SPUR director Robert Ogilvie, above center with HP Investors' Siddhi Saraiya and Holmes Structures associate principal Erik Kneer, said there are even more opportunities outside of Downtown Oakland and along International Boulevard, which has about 47 acres of vacant lots and 400k SF of empty retail space. A bus rapid transit is being built, making this area of Oakland more accessible. MacArthur Boulevard has even more vacant land and space available.

“These are the next great opportunities for high-density and mid-rise or mixed-used projects,” he said.


TMG Partners partner Tom Stubbs, above, said part of why TMG is in Oakland is because the city has the lowest vacancy rate in the country and his firm can still buy buildings at a reasonable price versus San Francisco.

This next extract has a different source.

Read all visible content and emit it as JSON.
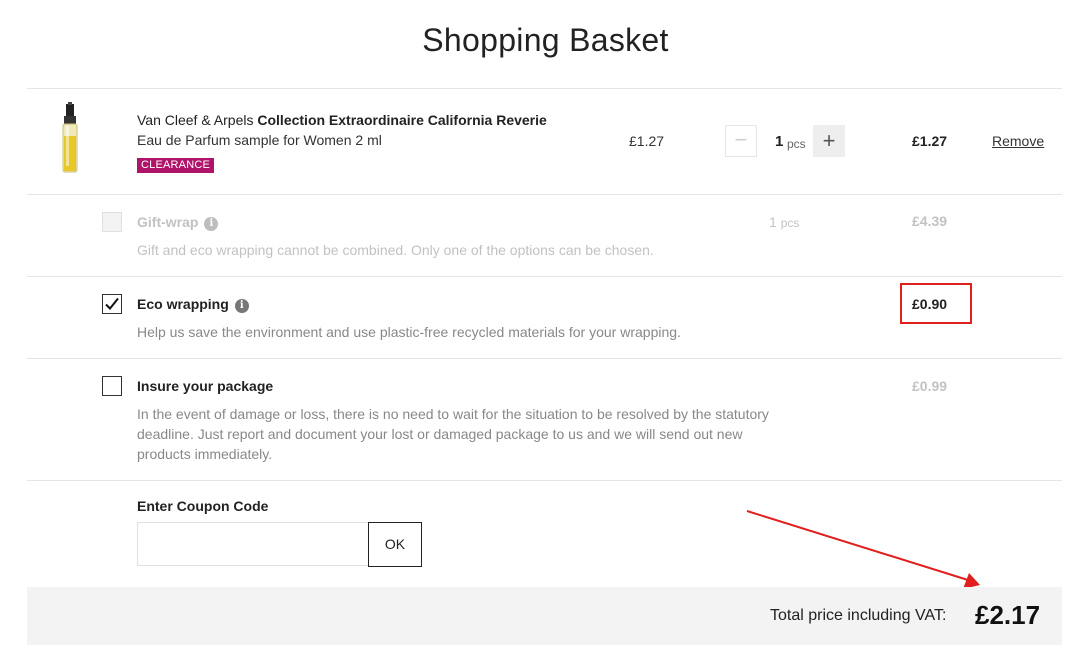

“We’re buying existing products for repositioning in good locations in a market we believe in," he said.

A lack of new construction remains a paradox even in a market with low vacancy and rising rents, he said. 


The Swig Co EVP Tomas Schoenberg, above with Arup associate and business development manager Becky Zegar, said for three decades the Oakland office market was "languishing with rents in the high $20s and low $30s, but over the last three years the Class-A market is now hitting the mid-50s.”


Citrine Advisors principal Jerry Smith, above, said despite rumors of a slowing market, "it’s really just a supply issue.”

HP Investor's Isaac said one of the biggest challenges in Oakland is the lack of ground-floor retail activity along Broadway and a need for more hospitality to attract large users.


Turner Construction VP and GM Dan Wheeler, above, said the biggest challenges in Oakland come down to a chicken-and-egg scenario. While there are a variety of high-rises with entitlements, many haven’t broken ground because they are waiting for a large anchor tenant. Rents need to catch up to make the cost of construction worth the build, he said.

Working with the City of Oakland has also had its challenges, but many find it easier than San Francisco.

Dan said the entitlement stage has gotten better in Oakland, but construction permitting can be slow because the city doesn’t allow third-party reviews.

Truebeck Construction's Sean said his experience has been positive and permitting has been twice as fast in Oakland compared to San Francisco.


Excolo Construction Services principal Bob Farman, above right with Excolo Construction Services relationship director Wendy Goodman and Mike Mast, has had a similarly quick process for small tenant improvement projects in Oakland with the only holdup being with the fire department. Permits often take six to eight weeks after they are submitted, but Bob said having good communication with the fire department helps improve the process.

Bob said the biggest challenge he often faces is getting subcontractors to come into his small tenant improvement projects. Because his projects are small and have a quick turnaround, it’s often difficult to find subs who have time to do the job. He typically lets subs know if a project is coming to make sure they are ready to jump onto the project.